Henry Stevens GC dies, aged 90

Very sadly the Association is announcing the news of the death of Henry William Stevens GC. Born on 24th January 1928, Henry died peacefully on Saturday evening, 17th November, at King George’s Hospital, Ilford, with members of his family at his side. He had suffered a short illness.
Henry, one of six children, was born in Upton Park, London. Aged 17, in 1945, Henry joined the Fleet Air Arm, serving in the Royal Navy for seven years. He married first in 1949, and the couple had a daughter, Lorraine, and a son, Paul. In early 1953 Henry joined the Metropolitan Police and served a full career, rising to the rank of Chief Inspector. He retired in early 1983. It was when a Constable in March 1958 that Henry’s GC action took place. His bravery lost him his teeth and part of his jaw but thanks to his stubborn determination to thwart the escape of the villain, the notorious criminal Ronald Easterbrook was later apprehended.
Henry was a member of the Victoria Cross and George Cross Association since it’s inception. He served as Honorary Secretary for many years and was loved by his fellow members, trustees, staff and volunteers alike. Henry always had a ready smile and told fascinating stories of his time as a policeman in years gone by. He was a kind and courageous man.
Henry is survived by Jenny, whom he met in 1962 and later married, and also by their two sons, Stephen and Simon.

Recent Updates

Rorke's Drift, a 140 years on!

The Zulu Kingdom, as it existed in the 1870s, north of Natal across the Tugela and Buffalo rivers, had only been forged by Shaka, the great Zulu leader, in the early decades of the nineteenth century. Its social structure was military in nature and the powerful army it supported was greatly feared by the kingdom’s neighbours. It also presented an obstacle to Britain’s plans for a confederation of southern African states. On 11 December 1878, Sir Bartle Frere, the British Governor and High Commissioner in South Africa, delivered an ultimatum to the Zulus. Though partly concerned with border disputes and Zulu raids on British territory, the ultimatum in fact aimed at the disbandment of the Zulu army. Frere knew it was a demand which Cetshwayo, Shaka’s nephew, who had succeeded to the throne in 1873, would be unable to accept. Although not explicitly authorized to do so by the government in London, Frere had committed Britain to war with the Zulus.

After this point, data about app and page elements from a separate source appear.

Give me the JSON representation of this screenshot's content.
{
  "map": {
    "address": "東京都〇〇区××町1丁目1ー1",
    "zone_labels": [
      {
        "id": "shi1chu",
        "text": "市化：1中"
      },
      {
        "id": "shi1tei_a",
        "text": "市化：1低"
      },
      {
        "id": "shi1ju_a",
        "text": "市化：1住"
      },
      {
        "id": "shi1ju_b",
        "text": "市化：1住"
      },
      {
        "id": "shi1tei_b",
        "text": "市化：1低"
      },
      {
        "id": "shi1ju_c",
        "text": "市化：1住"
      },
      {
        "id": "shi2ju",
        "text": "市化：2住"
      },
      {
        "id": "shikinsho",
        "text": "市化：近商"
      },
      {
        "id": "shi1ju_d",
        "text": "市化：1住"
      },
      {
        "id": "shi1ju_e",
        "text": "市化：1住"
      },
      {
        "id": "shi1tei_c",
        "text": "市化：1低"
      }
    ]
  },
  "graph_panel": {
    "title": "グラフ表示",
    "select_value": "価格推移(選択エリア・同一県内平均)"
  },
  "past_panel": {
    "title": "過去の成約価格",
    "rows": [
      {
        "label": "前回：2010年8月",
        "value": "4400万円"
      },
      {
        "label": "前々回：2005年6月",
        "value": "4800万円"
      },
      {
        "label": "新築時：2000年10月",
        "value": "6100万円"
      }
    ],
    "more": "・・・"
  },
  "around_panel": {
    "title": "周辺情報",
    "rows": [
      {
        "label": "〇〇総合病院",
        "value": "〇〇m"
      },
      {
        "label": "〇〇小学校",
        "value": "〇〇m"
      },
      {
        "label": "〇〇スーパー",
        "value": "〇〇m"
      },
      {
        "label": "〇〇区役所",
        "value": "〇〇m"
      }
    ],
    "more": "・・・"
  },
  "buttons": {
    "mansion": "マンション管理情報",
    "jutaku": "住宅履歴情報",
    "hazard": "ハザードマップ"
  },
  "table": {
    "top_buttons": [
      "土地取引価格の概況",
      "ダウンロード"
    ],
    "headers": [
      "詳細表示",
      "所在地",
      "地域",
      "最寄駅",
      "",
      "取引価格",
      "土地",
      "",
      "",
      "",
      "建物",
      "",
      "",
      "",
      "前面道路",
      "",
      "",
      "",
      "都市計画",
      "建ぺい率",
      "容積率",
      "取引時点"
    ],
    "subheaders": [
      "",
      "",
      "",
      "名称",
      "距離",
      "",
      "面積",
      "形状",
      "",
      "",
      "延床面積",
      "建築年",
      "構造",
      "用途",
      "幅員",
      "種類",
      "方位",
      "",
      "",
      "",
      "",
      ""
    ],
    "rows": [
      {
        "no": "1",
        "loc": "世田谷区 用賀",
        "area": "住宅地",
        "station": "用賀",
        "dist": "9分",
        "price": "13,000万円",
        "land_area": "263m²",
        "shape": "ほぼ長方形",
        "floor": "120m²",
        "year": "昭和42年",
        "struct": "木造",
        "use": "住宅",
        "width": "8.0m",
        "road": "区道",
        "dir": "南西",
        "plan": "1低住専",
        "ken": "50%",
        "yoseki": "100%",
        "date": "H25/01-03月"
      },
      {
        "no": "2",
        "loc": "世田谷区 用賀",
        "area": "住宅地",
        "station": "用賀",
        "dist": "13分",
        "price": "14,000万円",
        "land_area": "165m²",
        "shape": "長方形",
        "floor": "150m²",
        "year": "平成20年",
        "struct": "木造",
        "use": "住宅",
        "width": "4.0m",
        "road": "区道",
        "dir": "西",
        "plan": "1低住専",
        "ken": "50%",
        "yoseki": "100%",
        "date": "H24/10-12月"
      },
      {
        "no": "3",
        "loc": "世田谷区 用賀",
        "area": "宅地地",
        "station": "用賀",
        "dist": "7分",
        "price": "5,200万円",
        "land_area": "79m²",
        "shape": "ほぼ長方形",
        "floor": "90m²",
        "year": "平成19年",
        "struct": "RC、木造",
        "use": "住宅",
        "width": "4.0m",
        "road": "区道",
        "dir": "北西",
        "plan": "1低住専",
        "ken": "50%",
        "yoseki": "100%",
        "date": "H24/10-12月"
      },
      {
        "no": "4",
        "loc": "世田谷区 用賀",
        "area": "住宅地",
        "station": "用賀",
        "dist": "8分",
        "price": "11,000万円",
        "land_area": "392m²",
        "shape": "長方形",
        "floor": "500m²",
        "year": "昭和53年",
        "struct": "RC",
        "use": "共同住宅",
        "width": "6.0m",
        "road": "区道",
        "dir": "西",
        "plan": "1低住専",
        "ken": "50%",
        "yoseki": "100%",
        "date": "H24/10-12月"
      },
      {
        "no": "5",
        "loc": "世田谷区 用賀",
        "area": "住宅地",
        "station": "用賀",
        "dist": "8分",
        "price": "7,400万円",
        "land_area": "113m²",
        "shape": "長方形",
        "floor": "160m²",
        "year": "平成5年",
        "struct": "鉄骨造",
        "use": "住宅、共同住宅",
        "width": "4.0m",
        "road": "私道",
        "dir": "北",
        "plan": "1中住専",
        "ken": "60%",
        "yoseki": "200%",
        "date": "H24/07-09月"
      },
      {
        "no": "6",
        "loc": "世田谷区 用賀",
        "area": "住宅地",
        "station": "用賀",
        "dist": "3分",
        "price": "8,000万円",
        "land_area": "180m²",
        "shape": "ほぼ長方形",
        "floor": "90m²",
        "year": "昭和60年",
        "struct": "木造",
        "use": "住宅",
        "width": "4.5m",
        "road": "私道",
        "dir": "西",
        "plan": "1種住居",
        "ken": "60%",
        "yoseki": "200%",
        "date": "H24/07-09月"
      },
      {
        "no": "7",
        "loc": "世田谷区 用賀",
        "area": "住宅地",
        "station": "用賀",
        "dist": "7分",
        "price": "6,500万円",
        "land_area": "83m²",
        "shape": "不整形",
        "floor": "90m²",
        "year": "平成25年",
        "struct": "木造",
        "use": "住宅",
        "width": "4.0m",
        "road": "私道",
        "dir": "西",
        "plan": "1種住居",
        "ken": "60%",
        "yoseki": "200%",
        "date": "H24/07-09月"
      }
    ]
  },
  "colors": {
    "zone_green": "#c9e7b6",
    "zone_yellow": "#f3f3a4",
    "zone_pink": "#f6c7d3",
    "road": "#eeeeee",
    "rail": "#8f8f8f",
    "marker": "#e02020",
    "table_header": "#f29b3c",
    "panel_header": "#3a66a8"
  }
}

Read More

Farewell to Henry

The Funeral of Henry Stevens GC

Read More

Bogus GC

This man held himself out to be a recipient of the George Cross at the Chester Remembrance Parade on Sunday

Read More

Copyright © 2019 VC and GC Association. All Rights Reserved. Created by Glide.Design